TO DO => Return all lines from the entries below in which the word "icon" is present.

Stored data =>
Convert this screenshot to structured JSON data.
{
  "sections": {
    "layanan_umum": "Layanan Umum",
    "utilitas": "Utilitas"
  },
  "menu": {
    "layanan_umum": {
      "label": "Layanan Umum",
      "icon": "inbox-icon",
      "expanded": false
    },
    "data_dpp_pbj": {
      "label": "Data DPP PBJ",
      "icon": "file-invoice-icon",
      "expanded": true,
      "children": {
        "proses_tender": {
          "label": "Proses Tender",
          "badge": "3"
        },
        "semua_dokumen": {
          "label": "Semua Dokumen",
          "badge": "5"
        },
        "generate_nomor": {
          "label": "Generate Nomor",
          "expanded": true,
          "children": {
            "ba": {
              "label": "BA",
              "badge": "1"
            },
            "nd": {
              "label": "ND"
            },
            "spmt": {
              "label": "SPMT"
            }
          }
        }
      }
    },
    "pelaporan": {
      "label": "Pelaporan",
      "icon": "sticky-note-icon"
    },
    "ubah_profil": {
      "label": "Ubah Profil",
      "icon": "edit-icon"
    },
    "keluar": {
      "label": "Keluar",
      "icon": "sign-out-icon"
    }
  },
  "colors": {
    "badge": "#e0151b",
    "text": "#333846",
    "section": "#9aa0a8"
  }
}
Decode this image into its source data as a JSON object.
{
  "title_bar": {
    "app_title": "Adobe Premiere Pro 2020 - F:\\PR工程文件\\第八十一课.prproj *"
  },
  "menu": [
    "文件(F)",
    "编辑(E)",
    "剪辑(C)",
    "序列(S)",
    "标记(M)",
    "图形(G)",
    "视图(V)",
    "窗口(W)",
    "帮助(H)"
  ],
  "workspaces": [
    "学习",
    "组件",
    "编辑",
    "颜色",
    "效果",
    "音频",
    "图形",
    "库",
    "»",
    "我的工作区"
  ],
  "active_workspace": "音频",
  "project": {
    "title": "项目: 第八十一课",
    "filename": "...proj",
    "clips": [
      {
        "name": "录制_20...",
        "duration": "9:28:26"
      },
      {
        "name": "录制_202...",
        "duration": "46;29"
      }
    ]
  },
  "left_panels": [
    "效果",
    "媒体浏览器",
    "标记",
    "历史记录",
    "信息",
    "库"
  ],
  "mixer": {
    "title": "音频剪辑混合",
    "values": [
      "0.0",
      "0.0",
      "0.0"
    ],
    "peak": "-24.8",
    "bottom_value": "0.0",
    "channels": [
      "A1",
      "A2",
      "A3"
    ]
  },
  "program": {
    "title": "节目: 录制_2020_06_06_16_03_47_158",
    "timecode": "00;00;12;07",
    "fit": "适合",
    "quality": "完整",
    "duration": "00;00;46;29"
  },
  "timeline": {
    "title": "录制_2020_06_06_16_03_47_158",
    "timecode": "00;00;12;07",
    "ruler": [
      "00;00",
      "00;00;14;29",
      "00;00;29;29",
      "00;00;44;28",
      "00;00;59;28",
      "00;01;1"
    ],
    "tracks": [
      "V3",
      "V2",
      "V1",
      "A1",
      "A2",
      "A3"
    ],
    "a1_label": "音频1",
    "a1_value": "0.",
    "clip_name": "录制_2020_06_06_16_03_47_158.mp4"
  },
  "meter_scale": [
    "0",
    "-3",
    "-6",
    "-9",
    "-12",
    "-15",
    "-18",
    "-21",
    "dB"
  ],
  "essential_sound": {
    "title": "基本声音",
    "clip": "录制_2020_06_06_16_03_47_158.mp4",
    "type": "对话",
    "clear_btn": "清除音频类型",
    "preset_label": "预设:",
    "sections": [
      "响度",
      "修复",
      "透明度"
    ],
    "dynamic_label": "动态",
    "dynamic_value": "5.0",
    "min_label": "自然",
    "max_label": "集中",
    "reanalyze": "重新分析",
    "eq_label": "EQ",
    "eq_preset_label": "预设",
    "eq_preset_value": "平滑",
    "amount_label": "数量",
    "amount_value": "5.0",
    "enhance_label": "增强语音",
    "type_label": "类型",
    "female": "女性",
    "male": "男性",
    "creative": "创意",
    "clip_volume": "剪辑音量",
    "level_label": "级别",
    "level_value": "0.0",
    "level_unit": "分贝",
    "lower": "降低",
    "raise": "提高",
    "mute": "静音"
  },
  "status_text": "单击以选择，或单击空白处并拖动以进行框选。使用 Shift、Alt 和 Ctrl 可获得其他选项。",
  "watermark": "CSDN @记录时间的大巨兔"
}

ANSWER SECTION =>
      "icon": "inbox-icon",
      "icon": "file-invoice-icon",
      "icon": "sticky-note-icon"
      "icon": "edit-icon"
      "icon": "sign-out-icon"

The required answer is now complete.